_Source information_
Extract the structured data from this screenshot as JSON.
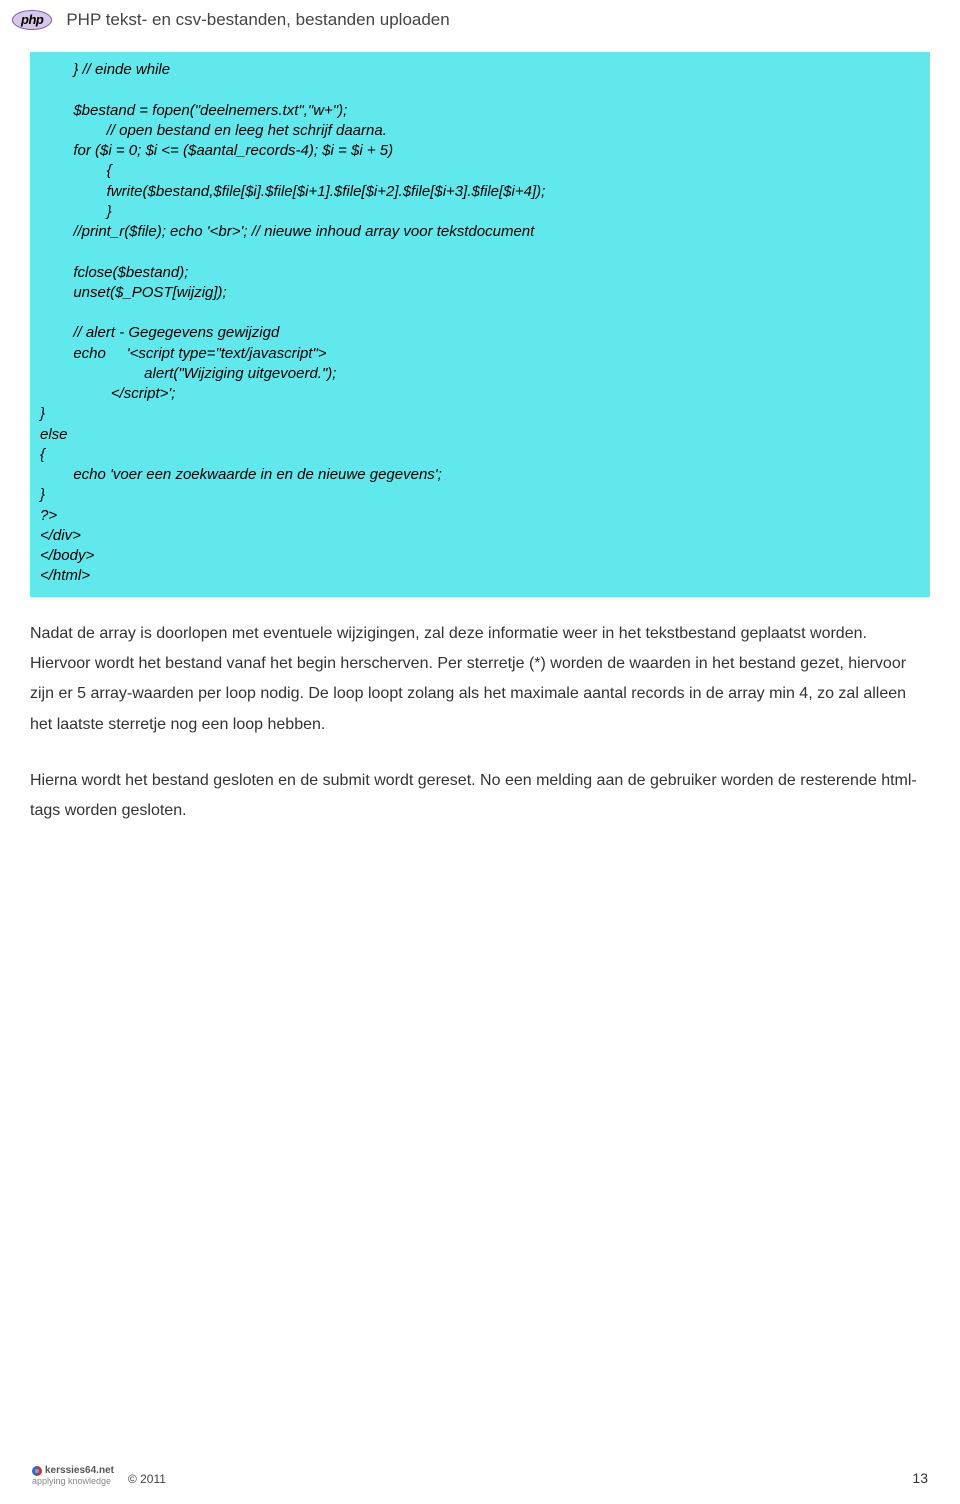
{
  "header": {
    "badge": "php",
    "title": "PHP tekst- en csv-bestanden, bestanden uploaden"
  },
  "code": "        } // einde while\n\n        $bestand = fopen(\"deelnemers.txt\",\"w+\");\n                // open bestand en leeg het schrijf daarna.\n        for ($i = 0; $i <= ($aantal_records-4); $i = $i + 5)\n                {\n                fwrite($bestand,$file[$i].$file[$i+1].$file[$i+2].$file[$i+3].$file[$i+4]);\n                }\n        //print_r($file); echo '<br>'; // nieuwe inhoud array voor tekstdocument\n\n        fclose($bestand);\n        unset($_POST[wijzig]);\n\n        // alert - Gegegevens gewijzigd\n        echo     '<script type=\"text/javascript\">\n                         alert(\"Wijziging uitgevoerd.\");\n                 </script>';\n}\nelse\n{\n        echo 'voer een zoekwaarde in en de nieuwe gegevens';\n}\n?>\n</div>\n</body>\n</html>",
  "paragraphs": {
    "p1": "Nadat de array is doorlopen met eventuele wijzigingen, zal deze informatie weer in het tekstbestand geplaatst worden. Hiervoor wordt het bestand vanaf het begin herscherven. Per sterretje (*) worden de waarden in het bestand gezet, hiervoor zijn er 5 array-waarden per loop nodig. De loop loopt zolang als het maximale aantal records in de array min 4, zo zal alleen het laatste sterretje nog een loop hebben.",
    "p2": "Hierna wordt het bestand gesloten en de submit wordt gereset. No een melding aan de gebruiker worden de resterende html-tags worden gesloten."
  },
  "footer": {
    "brand": "kerssies64.net",
    "tagline": "applying knowledge",
    "year": "© 2011",
    "page": "13"
  }
}
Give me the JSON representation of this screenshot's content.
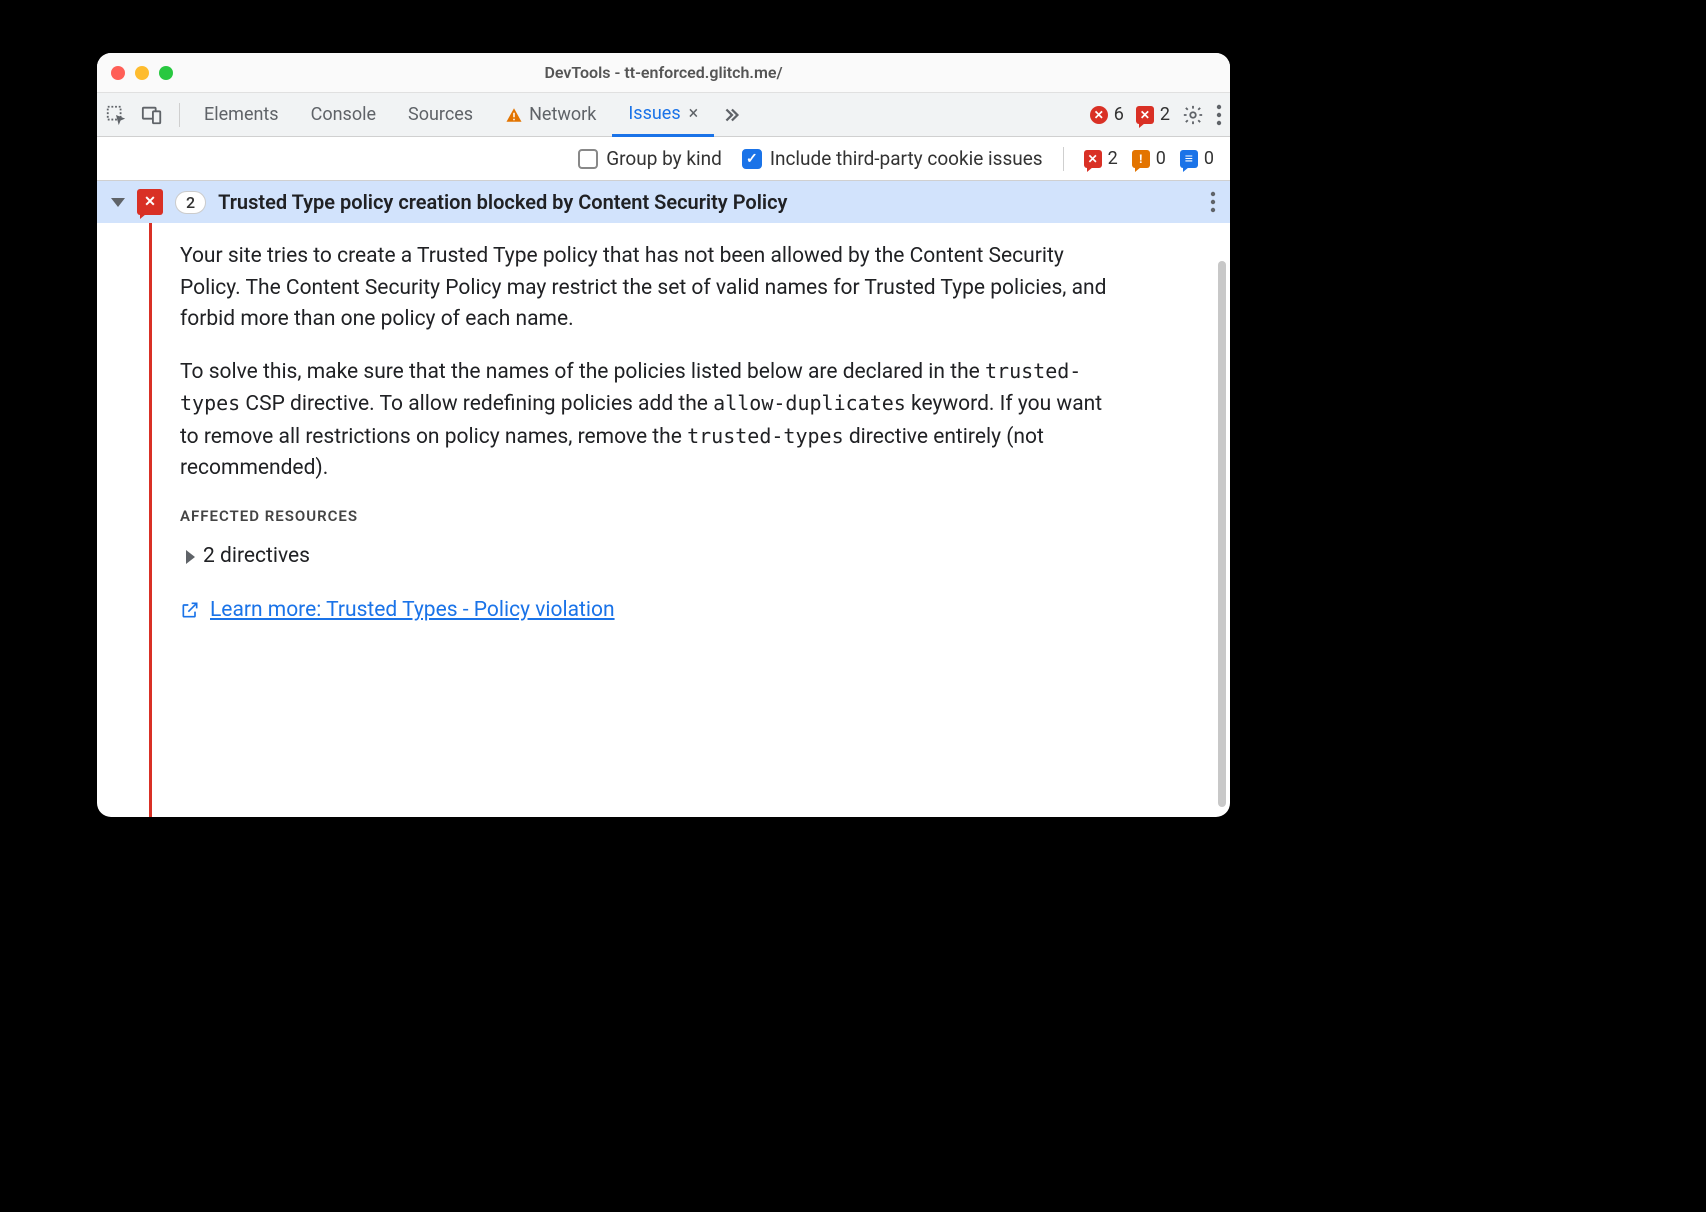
{
  "window": {
    "title": "DevTools - tt-enforced.glitch.me/"
  },
  "tabs": {
    "elements": "Elements",
    "console": "Console",
    "sources": "Sources",
    "network": "Network",
    "issues": "Issues"
  },
  "topCounts": {
    "errors": "6",
    "issueErrors": "2"
  },
  "subbar": {
    "groupByKind": "Group by kind",
    "includeThirdParty": "Include third-party cookie issues",
    "counts": {
      "red": "2",
      "orange": "0",
      "blue": "0"
    }
  },
  "issue": {
    "count": "2",
    "title": "Trusted Type policy creation blocked by Content Security Policy",
    "para1": "Your site tries to create a Trusted Type policy that has not been allowed by the Content Security Policy. The Content Security Policy may restrict the set of valid names for Trusted Type policies, and forbid more than one policy of each name.",
    "para2a": "To solve this, make sure that the names of the policies listed below are declared in the ",
    "code1": "trusted-types",
    "para2b": " CSP directive. To allow redefining policies add the ",
    "code2": "allow-duplicates",
    "para2c": " keyword. If you want to remove all restrictions on policy names, remove the ",
    "code3": "trusted-types",
    "para2d": " directive entirely (not recommended).",
    "affectedLabel": "AFFECTED RESOURCES",
    "directives": "2 directives",
    "learnMore": "Learn more: Trusted Types - Policy violation"
  }
}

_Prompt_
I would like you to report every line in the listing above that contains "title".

_Result of this exercise_
    "title": "PHP tekst- en csv-bestanden, bestanden uploaden"
    "title": "DevTools - tt-enforced.glitch.me/"
    "title": "Trusted Type policy creation blocked by Content Security Policy",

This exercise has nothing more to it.